Levies are legal orders that require a third party—not the creditor or the debtor—to pay off the debt. To remove a levy, a party must pay off the debt or show that the basis of the levy is exempt. A levy can be used to reach many types of property, including intangible property like royalties from copyrighted works. Generally, when a third party owes money to a debtor, a judgment creditor can levy on that obligation so that the person or entity owing the obligation must pay the creditor rather than the debtor. Before a judgment creditor can levy on property, however, it needs to serve a writ of execution.
Under Section 5232 of New York’s Civil Practice Law and Rules, which controls levying on personal property by service of an execution in the State of New York., the sheriff can levy on any debt owed to the judgment debtor by serving a copy of the execution upon the garnishee, which in this situation is the third party. A levy in this manner is effective only if, at the time of service, the judgment debtor is owed a debt by the party served, or the party served has custody of property not capable of delivery in which it knows the judgment debtor has an interest.

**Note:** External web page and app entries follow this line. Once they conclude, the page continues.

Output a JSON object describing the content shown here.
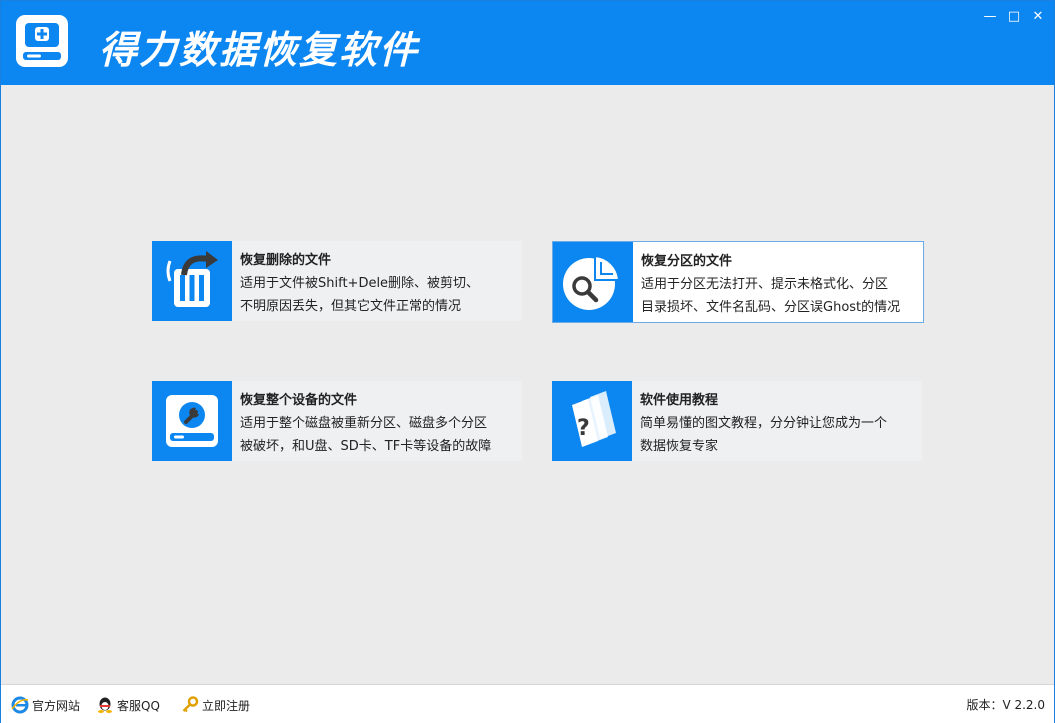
{
  "app": {
    "title": "得力数据恢复软件",
    "minimize_glyph": "—",
    "maximize_glyph": "□",
    "close_glyph": "✕"
  },
  "cards": [
    {
      "title": "恢复删除的文件",
      "line1": "适用于文件被Shift+Dele删除、被剪切、",
      "line2": "不明原因丢失，但其它文件正常的情况",
      "icon": "trash-restore-icon"
    },
    {
      "title": "恢复分区的文件",
      "line1": "适用于分区无法打开、提示未格式化、分区",
      "line2": "目录损坏、文件名乱码、分区误Ghost的情况",
      "icon": "partition-search-icon"
    },
    {
      "title": "恢复整个设备的文件",
      "line1": "适用于整个磁盘被重新分区、磁盘多个分区",
      "line2": "被破坏，和U盘、SD卡、TF卡等设备的故障",
      "icon": "disk-repair-icon"
    },
    {
      "title": "软件使用教程",
      "line1": "简单易懂的图文教程，分分钟让您成为一个",
      "line2": "数据恢复专家",
      "icon": "tutorial-book-icon"
    }
  ],
  "footer": {
    "website": "官方网站",
    "qq": "客服QQ",
    "register": "立即注册",
    "version": "版本：V 2.2.0"
  },
  "colors": {
    "accent": "#0c86f0",
    "background": "#ebebeb",
    "card_bg": "#eef0f2"
  }
}
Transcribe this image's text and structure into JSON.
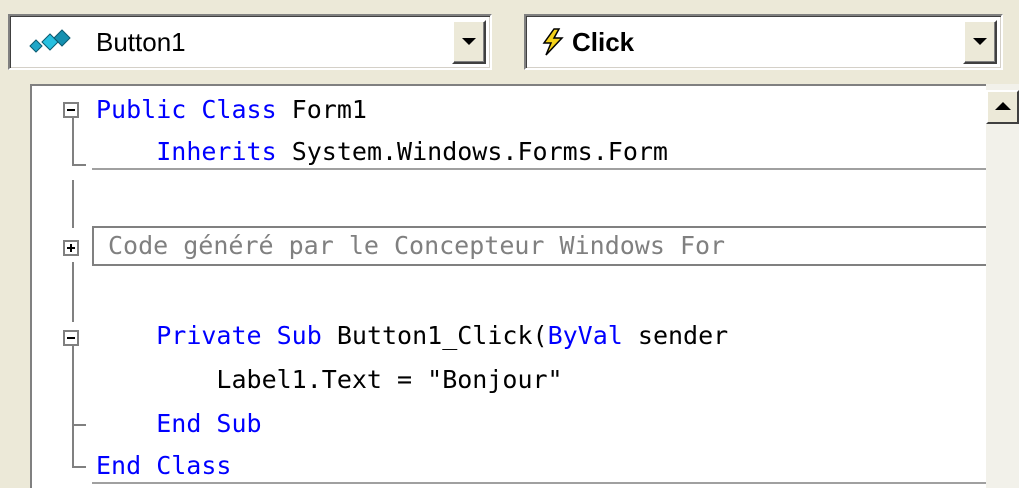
{
  "object_combo": {
    "value": "Button1",
    "icon": "class-members-icon"
  },
  "event_combo": {
    "value": "Click",
    "icon": "lightning-event-icon"
  },
  "editor": {
    "lines": [
      {
        "kw1": "Public Class",
        "rest": " Form1"
      },
      {
        "indent": "    ",
        "kw1": "Inherits",
        "rest": " System.Windows.Forms.Form"
      },
      {
        "collapsed": "Code généré par le Concepteur Windows For"
      },
      {
        "indent": "    ",
        "kw1": "Private Sub",
        "rest": " Button1_Click(",
        "kw2": "ByVal",
        "rest2": " sender"
      },
      {
        "indent": "        ",
        "rest": "Label1.Text = \"Bonjour\""
      },
      {
        "indent": "    ",
        "kw1": "End Sub"
      },
      {
        "kw1": "End Class"
      }
    ]
  },
  "colors": {
    "keyword": "#0000ff",
    "text": "#000000",
    "collapsed_text": "#808080",
    "chrome": "#ece9d8"
  }
}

This method is also effective if the judgment creditor provides an accompanying notice about the specified debt.
The garnishee, or the party properly served with an execution, is then required to transfer all the property, pay the debts to the sheriff or support collection unit, and execute documents to support the transfer. After the transfer, property of the debtor that comes into possession of the garnishee is not subject to the levy. However, until the transfer is made, or 90 days expires after service, or such further time passes as provided by court order, whichever is first, the garnishee cannot make a sale or dispose of the relevant debt to anyone other than the sheriff or support collection unit.Consult an Experienced Litigation Lawyer in New York
If you need to collect a commercial debt, one potential way to do so is to levy on a third party. The New York litigation attorneys at Klapper & Fass can help you determine what the most efficient way to recover money may be based on the particular circumstances of your case. From our offices in White Plains and Manhattan, we serve all five boroughs of New York City as well as Rockland, Orange, Suffolk, Dutchess, Nassau, and Westchester Counties. We also represent creditors nationwide, including in states such as Texas, California, Illinois, and Pennsylvania. Contact our office at 914.287.6466 or use our online form to set up a free consultation for your debt claim.